Standard Zhuang is an artificial mixture of several Zhuang languages. The lexicon is based on various Northern Zhuang dialects. The phonology is essentially that of Shuangqiao, with the addition of ny, ei, ou from Fuliang, both located in Wuming County. Zhang (1999), along with other Chinese scholars, classifies Shuangqiao dialect as Northern Tai (Northern Zhuang), while Pittayaporn (2009) places it outside of Northern Tai proper, though closely related to it. (See Tai languages#Pittayaporn (2009).) Shuangqiao was chosen for the standard pronunciation in the 1950s because it was considered to be Northern Zhuang but with characteristics of Southern Zhuang.
Standard Zhuang is used most frequently in domains where written Zhuang was previously seldom used, such as newspapers, translations of communist literature and prose. It is one of the official languages of China that appears on bank notes; all Chinese laws must be published in it, and it is used for bilingual signs. Whilst used for adult literacy programs, it is currently only taught in a very small percent of primary and secondary schools in Zhuang-speaking areas. In less formal domains the traditional writing system Sawndip is more often used and for folk songs Sawndip remains the predominant genre with most standard Zhuang versions being based on Sawndip versions.
In 1957 the People's Republic of China introduced a Latin alphabet with some special letters for the newly standardized Zhuang language. The alphabet included a mixture of modified Cyrillic and IPA letters; the Cyrillic letters, however, were used because their shapes approximated those of the numerals previously used to write tone, and so have no connection to the sounds of actual Cyrillic. A spelling reform in 1982 replaced both the Cyrillic and IPA letters with Latin letters to facilitate printing and computer use.

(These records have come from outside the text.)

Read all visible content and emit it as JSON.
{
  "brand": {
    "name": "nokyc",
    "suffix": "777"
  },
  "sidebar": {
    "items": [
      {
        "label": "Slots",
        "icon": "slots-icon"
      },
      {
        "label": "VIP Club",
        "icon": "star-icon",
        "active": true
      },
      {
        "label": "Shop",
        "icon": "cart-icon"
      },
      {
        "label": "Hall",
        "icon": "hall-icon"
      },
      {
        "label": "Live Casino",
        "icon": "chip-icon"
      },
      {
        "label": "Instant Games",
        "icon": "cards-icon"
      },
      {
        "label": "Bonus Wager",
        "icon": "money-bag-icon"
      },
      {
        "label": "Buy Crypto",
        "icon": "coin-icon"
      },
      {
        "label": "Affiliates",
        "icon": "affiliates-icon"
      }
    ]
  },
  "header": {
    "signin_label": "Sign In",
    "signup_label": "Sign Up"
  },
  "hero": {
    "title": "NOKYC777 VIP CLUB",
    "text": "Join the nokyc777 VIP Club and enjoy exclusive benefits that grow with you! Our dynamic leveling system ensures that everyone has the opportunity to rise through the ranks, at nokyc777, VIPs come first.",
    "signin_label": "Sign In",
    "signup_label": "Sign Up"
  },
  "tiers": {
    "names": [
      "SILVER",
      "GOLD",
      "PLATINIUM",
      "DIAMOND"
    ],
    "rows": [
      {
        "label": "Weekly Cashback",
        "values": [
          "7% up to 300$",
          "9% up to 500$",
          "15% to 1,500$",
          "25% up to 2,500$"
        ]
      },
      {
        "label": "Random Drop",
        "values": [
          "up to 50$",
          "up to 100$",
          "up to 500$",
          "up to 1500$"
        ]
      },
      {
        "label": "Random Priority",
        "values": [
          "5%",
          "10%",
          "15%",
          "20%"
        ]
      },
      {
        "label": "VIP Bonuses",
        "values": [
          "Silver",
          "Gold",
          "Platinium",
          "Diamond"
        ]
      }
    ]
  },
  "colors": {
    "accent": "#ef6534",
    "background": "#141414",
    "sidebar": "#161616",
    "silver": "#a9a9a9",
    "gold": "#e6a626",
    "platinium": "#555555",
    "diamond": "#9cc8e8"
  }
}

The Old Zhuang script, Sawndip, is a Chinese character–based writing system, similar to Vietnamese chữ nôm. Some Sawndip logograms were borrowed directly from Chinese, while others were created from the existing components of Chinese characters. Sawndip has been used for over one thousand years for various Zhuang dialects. Unlike Chinese, Sawndip has never been standardized, and authors may differ in their choices of characters, or spelling and is not currently part of the official writing system.
^张均如 / Zhang Junru, et. al. 壮语方言研究 / Zhuang yu fang yan yan jiu [A Study of Zhuang dialects]. Chengdu: 四川民族出版社 / Sichuan min zu chu ban she, 1999.
^Pittayaporn, Pittayawat. 2009. The Phonology of Proto-Tai. Ph.D. dissertation. Department of Linguistics, Cornell University.
^Li, Xulian; Huang, Quanxi (2004). "The Introduction and Development of the Zhuang Writing System". In Zhou, Minglang; Sun, Hongkai. Language Policy in the People's Republic of China: Theory and Practice Since 1949. Springer. p. 245